|Frey house II, Albert Frey 1963|
Two current events highlighting Modern architecture: Modernism Week in Palm Springs, CA, ended last weekend, and DOCOMOMO's "Modernism Matters" conference in Sarasota, FL, convenes April 18. Both small cities can boast about their Modern architecture. Both were vacation communities where second homes encouraged experiment and progressive designs; both were towns that gave their architects work designing the buildings of everyday life: schools, retail stores, and churches. The main difference was that in the 1950s there was a well publicized "Sarasota School," but no "Palm Springs School." Why? In Sarasota, the most famous name among that group, Paul Rudolph, encouraged the attention among the New York-based architecture press, and the east coast schools. No one in Palm Springs bothered -- or was noticed.
Even at this late date, it's time to officially anoint the "Palm Springs School." The new Edwards Harris Pavilion of the Palm Springs Art Museum (actually the 1957 Santa Fe Savings Bank by E. Stewart Williams, now being repurposed as the Architecture and Design Center) will only solidify Palm Springs current role in documenting and explaining what Modernism was all about.
But there's still an imbalance in telling the full story of Modern architecture in the midcentury. The "Sarasota School" meme proved what riches could come even from a small, out of the way town.

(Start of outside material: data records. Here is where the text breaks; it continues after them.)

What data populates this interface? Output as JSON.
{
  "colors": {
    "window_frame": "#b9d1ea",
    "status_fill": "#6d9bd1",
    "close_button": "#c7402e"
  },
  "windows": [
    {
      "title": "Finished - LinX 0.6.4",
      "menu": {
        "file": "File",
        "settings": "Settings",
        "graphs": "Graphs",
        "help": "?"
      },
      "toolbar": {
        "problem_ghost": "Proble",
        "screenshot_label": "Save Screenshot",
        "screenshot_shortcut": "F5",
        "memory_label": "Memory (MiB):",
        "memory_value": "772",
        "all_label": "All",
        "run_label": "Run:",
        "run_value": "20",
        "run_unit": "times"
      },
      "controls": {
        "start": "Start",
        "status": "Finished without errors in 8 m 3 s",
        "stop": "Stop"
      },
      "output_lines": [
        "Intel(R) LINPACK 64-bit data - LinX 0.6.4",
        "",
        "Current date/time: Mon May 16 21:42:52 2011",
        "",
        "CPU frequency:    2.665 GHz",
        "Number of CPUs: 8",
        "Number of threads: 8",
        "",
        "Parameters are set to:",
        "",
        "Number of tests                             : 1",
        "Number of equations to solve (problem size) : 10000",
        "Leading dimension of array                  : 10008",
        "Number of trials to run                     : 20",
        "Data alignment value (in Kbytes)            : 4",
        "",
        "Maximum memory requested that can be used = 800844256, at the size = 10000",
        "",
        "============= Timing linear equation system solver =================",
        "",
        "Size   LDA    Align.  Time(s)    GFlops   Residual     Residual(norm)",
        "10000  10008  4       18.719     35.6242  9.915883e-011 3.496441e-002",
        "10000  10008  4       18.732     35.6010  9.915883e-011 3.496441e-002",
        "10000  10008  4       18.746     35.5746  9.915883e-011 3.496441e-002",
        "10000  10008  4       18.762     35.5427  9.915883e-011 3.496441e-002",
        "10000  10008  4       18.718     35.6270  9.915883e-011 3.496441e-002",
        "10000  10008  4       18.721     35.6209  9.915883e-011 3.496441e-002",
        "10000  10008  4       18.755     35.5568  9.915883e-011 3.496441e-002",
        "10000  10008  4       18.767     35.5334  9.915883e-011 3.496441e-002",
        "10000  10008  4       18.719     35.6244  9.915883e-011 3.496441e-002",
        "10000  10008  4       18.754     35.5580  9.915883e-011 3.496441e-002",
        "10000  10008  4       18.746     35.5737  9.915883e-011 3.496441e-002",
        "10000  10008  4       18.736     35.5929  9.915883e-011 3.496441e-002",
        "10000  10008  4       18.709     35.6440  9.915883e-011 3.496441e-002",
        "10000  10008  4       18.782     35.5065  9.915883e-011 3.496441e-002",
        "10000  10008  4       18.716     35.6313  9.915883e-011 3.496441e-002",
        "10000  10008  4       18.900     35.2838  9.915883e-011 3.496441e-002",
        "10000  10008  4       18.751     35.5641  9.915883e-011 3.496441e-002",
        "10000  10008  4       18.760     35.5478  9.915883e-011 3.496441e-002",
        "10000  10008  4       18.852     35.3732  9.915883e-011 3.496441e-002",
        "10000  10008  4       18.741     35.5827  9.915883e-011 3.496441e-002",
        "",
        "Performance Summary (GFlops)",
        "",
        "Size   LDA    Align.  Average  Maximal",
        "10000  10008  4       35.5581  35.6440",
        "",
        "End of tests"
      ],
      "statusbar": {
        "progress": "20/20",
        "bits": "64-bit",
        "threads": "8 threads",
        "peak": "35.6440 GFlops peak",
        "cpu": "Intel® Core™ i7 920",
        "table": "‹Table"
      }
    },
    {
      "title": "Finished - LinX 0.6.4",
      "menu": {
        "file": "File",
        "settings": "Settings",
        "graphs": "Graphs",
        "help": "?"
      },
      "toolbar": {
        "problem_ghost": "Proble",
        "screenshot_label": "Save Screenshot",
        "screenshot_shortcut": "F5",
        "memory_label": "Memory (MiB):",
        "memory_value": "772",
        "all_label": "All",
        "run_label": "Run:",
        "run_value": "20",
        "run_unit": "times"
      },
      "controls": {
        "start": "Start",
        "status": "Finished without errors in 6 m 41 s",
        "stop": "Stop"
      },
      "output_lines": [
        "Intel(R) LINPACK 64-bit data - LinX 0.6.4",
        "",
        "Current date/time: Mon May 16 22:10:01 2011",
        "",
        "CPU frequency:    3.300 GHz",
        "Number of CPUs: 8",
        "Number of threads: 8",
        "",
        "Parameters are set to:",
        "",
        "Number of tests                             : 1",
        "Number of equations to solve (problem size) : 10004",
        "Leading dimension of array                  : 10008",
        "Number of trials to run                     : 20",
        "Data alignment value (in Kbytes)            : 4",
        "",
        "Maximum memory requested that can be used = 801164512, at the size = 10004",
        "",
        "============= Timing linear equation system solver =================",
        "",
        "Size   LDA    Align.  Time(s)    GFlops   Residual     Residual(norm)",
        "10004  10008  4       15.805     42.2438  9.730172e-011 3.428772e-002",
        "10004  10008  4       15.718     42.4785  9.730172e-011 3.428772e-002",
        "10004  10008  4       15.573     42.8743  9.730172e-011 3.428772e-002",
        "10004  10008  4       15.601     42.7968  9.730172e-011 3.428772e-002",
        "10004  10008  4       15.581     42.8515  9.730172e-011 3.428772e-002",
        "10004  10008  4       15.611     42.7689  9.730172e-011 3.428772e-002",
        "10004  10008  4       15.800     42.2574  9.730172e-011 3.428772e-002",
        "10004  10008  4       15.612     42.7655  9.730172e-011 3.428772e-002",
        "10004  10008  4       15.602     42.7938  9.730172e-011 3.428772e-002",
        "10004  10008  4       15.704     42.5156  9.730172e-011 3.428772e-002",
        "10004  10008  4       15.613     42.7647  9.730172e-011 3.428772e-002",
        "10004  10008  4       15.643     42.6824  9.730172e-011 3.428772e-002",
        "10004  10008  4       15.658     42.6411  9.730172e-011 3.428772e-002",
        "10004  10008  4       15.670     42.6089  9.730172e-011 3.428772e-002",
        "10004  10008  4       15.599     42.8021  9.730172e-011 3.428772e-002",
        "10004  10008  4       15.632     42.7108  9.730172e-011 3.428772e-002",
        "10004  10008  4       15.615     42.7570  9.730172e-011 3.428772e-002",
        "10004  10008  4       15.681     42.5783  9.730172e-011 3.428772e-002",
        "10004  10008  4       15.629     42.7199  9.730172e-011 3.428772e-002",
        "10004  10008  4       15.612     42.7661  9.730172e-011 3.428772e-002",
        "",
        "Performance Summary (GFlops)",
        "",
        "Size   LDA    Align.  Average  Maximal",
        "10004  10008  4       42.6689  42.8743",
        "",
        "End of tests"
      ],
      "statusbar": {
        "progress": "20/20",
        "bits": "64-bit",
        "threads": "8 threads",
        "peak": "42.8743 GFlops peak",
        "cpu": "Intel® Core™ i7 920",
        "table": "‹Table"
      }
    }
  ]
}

To balance the facts, we need the "Palm Springs School" meme.
|Desert Hot Springs Motel, John Lautner 1947|
In fact, remarkable innovative designs exploring structure, climate control, spatial complexity, and cultural expression came out of both Sarasota and Palm Springs. Paul Rudolph explored concrete systems for Sarasota schools; Donald Wexler explored prefab steel systems for Palm Springs schools. Victor Lundy explored original organic forms for churches and motels in Sarasota; John Lautner explored original organic forms for homes and motels in Palm Springs. Actually, Sarasota never really explored mass production of houses, while Palmer and Krisel's Modern tract homes for the Alexander Company are models of Modern concepts applied successfully and creatively to mass production -- score a point for Palm Springs.
If we don't put the unique designs of Palm Springs on the national design map, we're just not telling an accurate story of Modernism.
In the midst of the crowds at Modernism Week in Palm Springs (it grows in popularity each year), it's difficult to imagine that the names Albert Frey, William Cody, Donald Wexler, or E. Stewart Williams are still met with a "Who?" in other parts of the country.
|Steel house, Donald Wexler 1964|
But the discovery of the Palm Springs' architectural bonanza is, after all, only about fifteen years old. Back then few people realized that an architect who worked with Le Corbusier had holed up in Palm Springs for sixty years building houses, schools, churches, and whatever else he could. Albert Frey may have been known around Palm Springs, but outside Palm Springs he was virtually invisible.
The same was true for Don Wexler, Stew Williams, Bill Cody and the rest. Out of sight, out of mind. None of them had national ambitions like Rudolph did. Only the Kaufmann house was known outside the Coachella Valley -- and that was because Richard Neutra was so good at promoting all of his buildings.
|City National Bank, Victor Gruen Assoc. 1959/Gruen Assoc. photo|
Today Palm Springs is also leading the nation in fighting to preserve these buildings. An ordinary day in Palm Springs becomes extraordinarily pleasurable when it includes lunch at the Ace Hotel's renovated Armet and Davis-designed Denny's coffee shop, lounging poolside at Bill Cody's Horizon hotel, and cashing checks at Victor Gruen’s City National Bank (now Bank of America.)
But those pleasures shouldn't make us miss the forest for the well-designed trees. Step back and look at all of Palm Springs' rediscovered treasures together and they paint an extraordinary picture: nothing less than a redefinition of twentieth century Modernism itself.
|Robinson's department store, Pereira & Luckman 1958/Pereira Assoc. photo|
The conventional narrative about Modernism has grown creaky over the years. It focuses almost exclusively on a superficial image of "Modern" as austere flat-roofed boxes of steel and glass furnished exclusively with Eames and Barcelona chairs. That story was concocted largely by critics standing in Berlin, New York, or Harvard who looked around to see what new architecture looked like. But if you're standing at the corner of Palm Canyon and Tahquitz, it's a very different view.
These examples from the Palm Springs School stake out a revised -- and more accurate -- story about mid-century Modernism in general: Modernism includes custom-designed craftsmanship for the wealthy, but also ingenious mass-produced designs for the masses. It is richly diverse, from International Style minimalism to Organic architecture's opulence. It is fervently devoted to modern technology, but equally devoted to modern pleasures. It draws nourishment from sublime nature, but can also celebrate the liveliness of commercialism in town centers and along the roadsides. It also tells the story of remarkably talented architects building happily and fruitfully in one small region for their entire careers, instead of building their national fame.
|tract home, Palmer & Krisel c 1958|